### Provided records
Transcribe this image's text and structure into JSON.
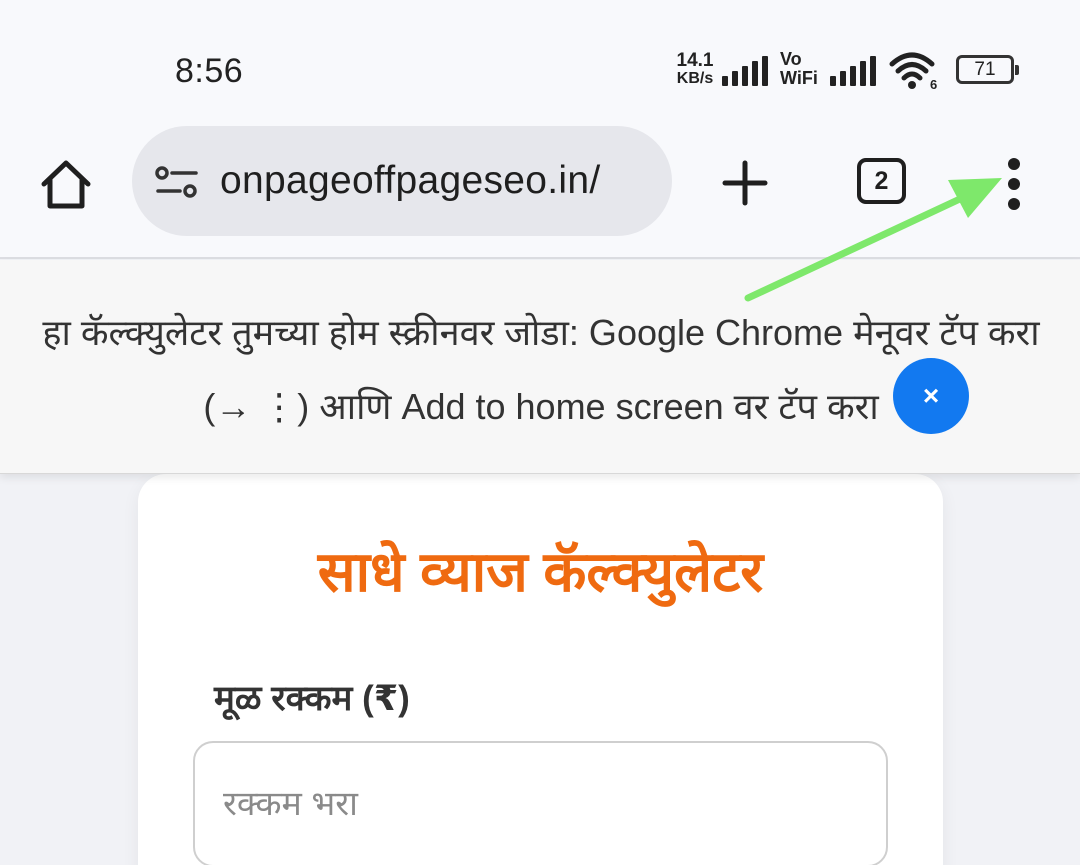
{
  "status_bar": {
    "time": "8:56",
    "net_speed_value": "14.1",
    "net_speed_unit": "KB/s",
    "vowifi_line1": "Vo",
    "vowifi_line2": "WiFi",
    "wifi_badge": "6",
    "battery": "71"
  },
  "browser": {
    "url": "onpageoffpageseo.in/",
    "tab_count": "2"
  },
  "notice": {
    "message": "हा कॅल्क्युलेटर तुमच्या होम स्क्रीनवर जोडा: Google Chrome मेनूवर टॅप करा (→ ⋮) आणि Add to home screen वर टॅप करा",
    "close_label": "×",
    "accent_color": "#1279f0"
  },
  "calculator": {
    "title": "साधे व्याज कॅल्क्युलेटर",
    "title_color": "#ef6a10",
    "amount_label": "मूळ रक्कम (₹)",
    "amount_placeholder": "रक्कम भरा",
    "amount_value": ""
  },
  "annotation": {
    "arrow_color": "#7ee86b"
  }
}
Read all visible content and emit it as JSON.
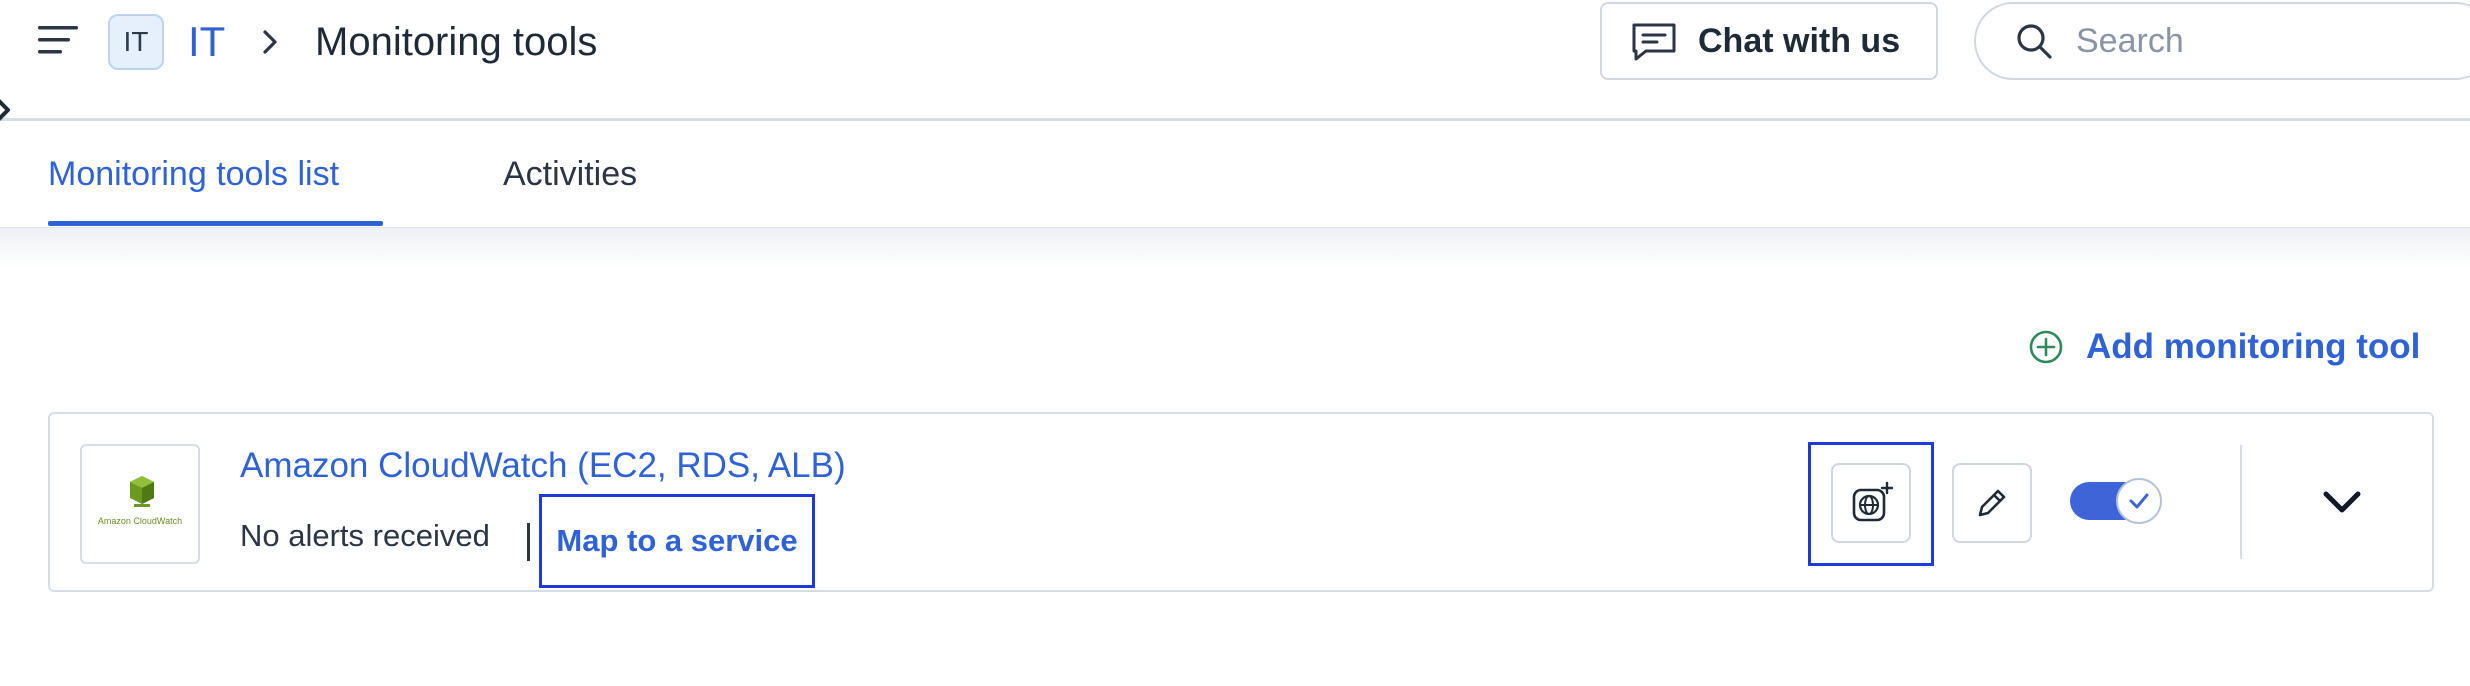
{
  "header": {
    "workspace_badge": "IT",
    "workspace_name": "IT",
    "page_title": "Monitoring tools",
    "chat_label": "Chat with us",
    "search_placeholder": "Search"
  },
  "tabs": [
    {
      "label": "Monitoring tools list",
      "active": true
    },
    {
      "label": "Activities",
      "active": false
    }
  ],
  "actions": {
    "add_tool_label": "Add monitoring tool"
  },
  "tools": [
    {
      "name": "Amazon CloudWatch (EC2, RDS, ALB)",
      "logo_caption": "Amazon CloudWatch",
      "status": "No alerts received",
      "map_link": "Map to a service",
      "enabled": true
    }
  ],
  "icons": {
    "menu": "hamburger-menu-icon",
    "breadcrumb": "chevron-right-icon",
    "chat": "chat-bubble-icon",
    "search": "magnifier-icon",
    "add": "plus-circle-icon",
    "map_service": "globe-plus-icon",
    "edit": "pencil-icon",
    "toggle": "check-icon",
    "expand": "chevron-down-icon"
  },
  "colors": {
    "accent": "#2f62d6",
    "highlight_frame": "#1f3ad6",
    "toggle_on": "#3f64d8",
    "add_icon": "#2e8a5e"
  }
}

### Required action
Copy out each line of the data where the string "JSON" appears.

### Task output
Transcribe this image's text and structure into JSON.
Read all visible content and emit it as JSON.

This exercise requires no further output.